**WHAT TO DO**
Every line below that has the string "text" needs to be copied.

**GIVEN DATA**

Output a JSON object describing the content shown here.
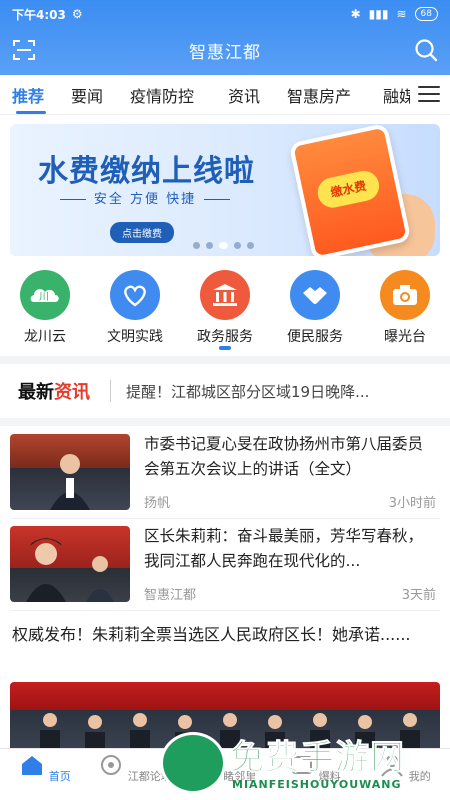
{
  "status_bar": {
    "time": "下午4:03",
    "battery": "68"
  },
  "header": {
    "title": "智惠江都"
  },
  "tabs": [
    "推荐",
    "要闻",
    "疫情防控",
    "资讯",
    "智惠房产",
    "融媒"
  ],
  "banner": {
    "headline": "水费缴纳上线啦",
    "subtitle": "安全 方便 快捷",
    "cta": "点击缴费",
    "phone_label": "缴水费",
    "slides": 5,
    "active_slide": 3
  },
  "quick_links": [
    {
      "label": "龙川云",
      "icon": "cloud-logo-icon",
      "color": "#39b36b"
    },
    {
      "label": "文明实践",
      "icon": "heart-hands-icon",
      "color": "#3f8bef"
    },
    {
      "label": "政务服务",
      "icon": "government-building-icon",
      "color": "#f05a3c"
    },
    {
      "label": "便民服务",
      "icon": "handshake-icon",
      "color": "#3f8bef"
    },
    {
      "label": "曝光台",
      "icon": "camera-icon",
      "color": "#f58a1f"
    }
  ],
  "ticker": {
    "brand_a": "最新",
    "brand_b": "资讯",
    "text": "提醒！江都城区部分区域19日晚降..."
  },
  "news": [
    {
      "title": "市委书记夏心旻在政协扬州市第八届委员会第五次会议上的讲话（全文）",
      "source": "扬帆",
      "time": "3小时前"
    },
    {
      "title": "区长朱莉莉：奋斗最美丽，芳华写春秋，我同江都人民奔跑在现代化的...",
      "source": "智惠江都",
      "time": "3天前"
    }
  ],
  "featured": {
    "title": "权威发布！朱莉莉全票当选区人民政府区长！她承诺......"
  },
  "bottom_nav": [
    "首页",
    "江都论坛",
    "睹邻里",
    "爆料",
    "我的"
  ],
  "watermark": {
    "text": "免费手游网",
    "sub": "MIANFEISHOUYOUWANG"
  },
  "colors": {
    "accent": "#2f7fe6",
    "header": "#3b8df2"
  }
}
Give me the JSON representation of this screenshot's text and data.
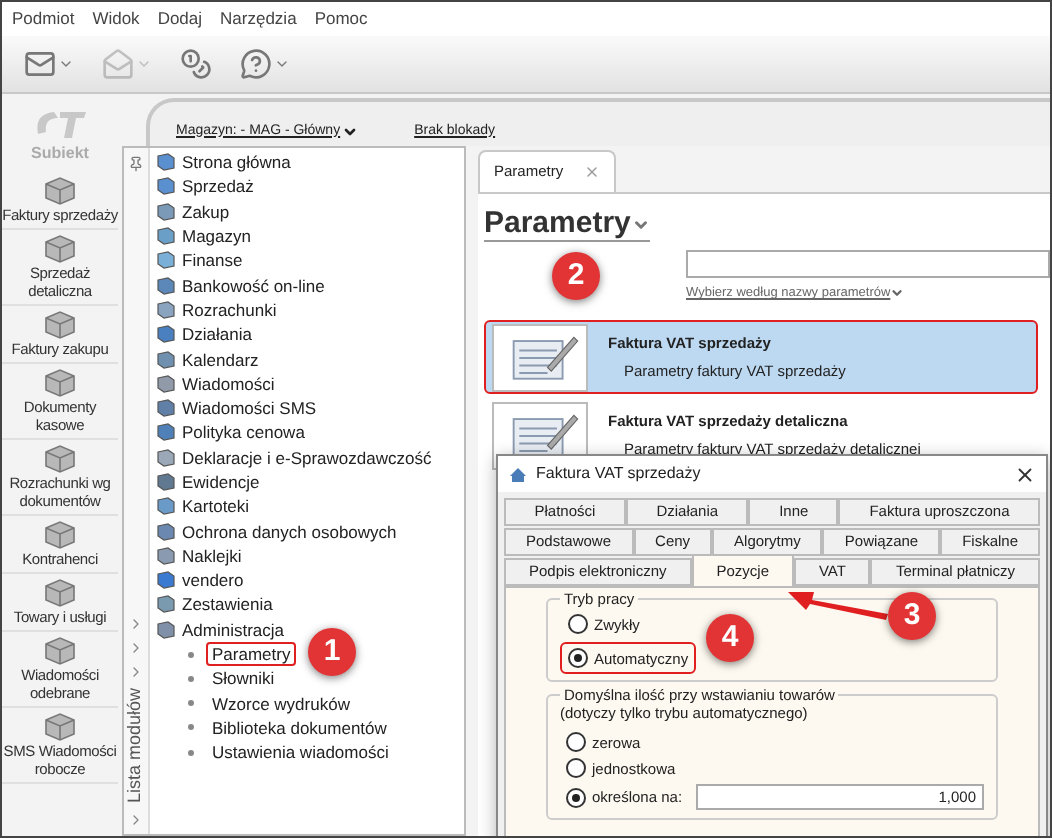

**ANSWER SECTION**
    "text": "提醒！江都城区部分区域19日晚降..."
    "text": "免费手游网",
Give me the JSON representation of this screenshot's text and data.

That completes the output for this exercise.